= What is needed =
Word for word, restate every entry shown below.
[[ Material supplied open ]]
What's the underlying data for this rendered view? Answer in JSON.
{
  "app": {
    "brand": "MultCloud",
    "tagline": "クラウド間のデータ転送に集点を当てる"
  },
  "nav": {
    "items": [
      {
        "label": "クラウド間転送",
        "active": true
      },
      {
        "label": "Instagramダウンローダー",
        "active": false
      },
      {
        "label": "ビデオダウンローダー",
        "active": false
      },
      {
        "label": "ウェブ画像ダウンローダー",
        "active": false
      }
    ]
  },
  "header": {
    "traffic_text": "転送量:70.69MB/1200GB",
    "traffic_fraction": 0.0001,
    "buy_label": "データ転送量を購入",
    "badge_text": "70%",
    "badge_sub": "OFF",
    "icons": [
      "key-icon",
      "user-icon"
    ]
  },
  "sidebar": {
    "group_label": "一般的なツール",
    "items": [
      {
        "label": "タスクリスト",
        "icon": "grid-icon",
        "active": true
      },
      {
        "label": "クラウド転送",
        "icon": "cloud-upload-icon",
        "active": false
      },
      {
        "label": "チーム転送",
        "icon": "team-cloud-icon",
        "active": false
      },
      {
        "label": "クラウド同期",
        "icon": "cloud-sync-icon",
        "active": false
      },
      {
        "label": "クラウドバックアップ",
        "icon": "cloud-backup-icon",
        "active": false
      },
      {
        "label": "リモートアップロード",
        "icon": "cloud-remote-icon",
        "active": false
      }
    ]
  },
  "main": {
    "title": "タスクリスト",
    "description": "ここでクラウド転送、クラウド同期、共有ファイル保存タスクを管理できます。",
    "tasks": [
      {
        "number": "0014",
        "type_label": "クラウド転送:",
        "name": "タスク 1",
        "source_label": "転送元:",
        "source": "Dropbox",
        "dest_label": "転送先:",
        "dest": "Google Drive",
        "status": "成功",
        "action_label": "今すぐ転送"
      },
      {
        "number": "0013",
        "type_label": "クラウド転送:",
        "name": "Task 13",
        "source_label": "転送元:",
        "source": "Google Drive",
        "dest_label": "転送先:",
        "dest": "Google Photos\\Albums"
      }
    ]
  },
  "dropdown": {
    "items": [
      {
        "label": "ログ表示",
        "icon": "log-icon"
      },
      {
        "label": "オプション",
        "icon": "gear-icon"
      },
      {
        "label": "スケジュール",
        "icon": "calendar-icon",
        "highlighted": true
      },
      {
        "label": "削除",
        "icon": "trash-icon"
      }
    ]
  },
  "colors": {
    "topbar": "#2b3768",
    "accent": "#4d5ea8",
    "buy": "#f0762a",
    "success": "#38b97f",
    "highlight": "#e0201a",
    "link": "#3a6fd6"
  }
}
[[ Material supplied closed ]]
= Written answer =
What's the underlying data for this rendered view? Answer in JSON.
{
  "app": {
    "brand": "MultCloud",
    "tagline": "クラウド間のデータ転送に集点を当てる"
  },
  "nav": {
    "items": [
      {
        "label": "クラウド間転送",
        "active": true
      },
      {
        "label": "Instagramダウンローダー",
        "active": false
      },
      {
        "label": "ビデオダウンローダー",
        "active": false
      },
      {
        "label": "ウェブ画像ダウンローダー",
        "active": false
      }
    ]
  },
  "header": {
    "traffic_text": "転送量:70.69MB/1200GB",
    "traffic_fraction": 0.0001,
    "buy_label": "データ転送量を購入",
    "badge_text": "70%",
    "badge_sub": "OFF",
    "icons": [
      "key-icon",
      "user-icon"
    ]
  },
  "sidebar": {
    "group_label": "一般的なツール",
    "items": [
      {
        "label": "タスクリスト",
        "icon": "grid-icon",
        "active": true
      },
      {
        "label": "クラウド転送",
        "icon": "cloud-upload-icon",
        "active": false
      },
      {
        "label": "チーム転送",
        "icon": "team-cloud-icon",
        "active": false
      },
      {
        "label": "クラウド同期",
        "icon": "cloud-sync-icon",
        "active": false
      },
      {
        "label": "クラウドバックアップ",
        "icon": "cloud-backup-icon",
        "active": false
      },
      {
        "label": "リモートアップロード",
        "icon": "cloud-remote-icon",
        "active": false
      }
    ]
  },
  "main": {
    "title": "タスクリスト",
    "description": "ここでクラウド転送、クラウド同期、共有ファイル保存タスクを管理できます。",
    "tasks": [
      {
        "number": "0014",
        "type_label": "クラウド転送:",
        "name": "タスク 1",
        "source_label": "転送元:",
        "source": "Dropbox",
        "dest_label": "転送先:",
        "dest": "Google Drive",
        "status": "成功",
        "action_label": "今すぐ転送"
      },
      {
        "number": "0013",
        "type_label": "クラウド転送:",
        "name": "Task 13",
        "source_label": "転送元:",
        "source": "Google Drive",
        "dest_label": "転送先:",
        "dest": "Google Photos\\Albums"
      }
    ]
  },
  "dropdown": {
    "items": [
      {
        "label": "ログ表示",
        "icon": "log-icon"
      },
      {
        "label": "オプション",
        "icon": "gear-icon"
      },
      {
        "label": "スケジュール",
        "icon": "calendar-icon",
        "highlighted": true
      },
      {
        "label": "削除",
        "icon": "trash-icon"
      }
    ]
  },
  "colors": {
    "topbar": "#2b3768",
    "accent": "#4d5ea8",
    "buy": "#f0762a",
    "success": "#38b97f",
    "highlight": "#e0201a",
    "link": "#3a6fd6"
  }
}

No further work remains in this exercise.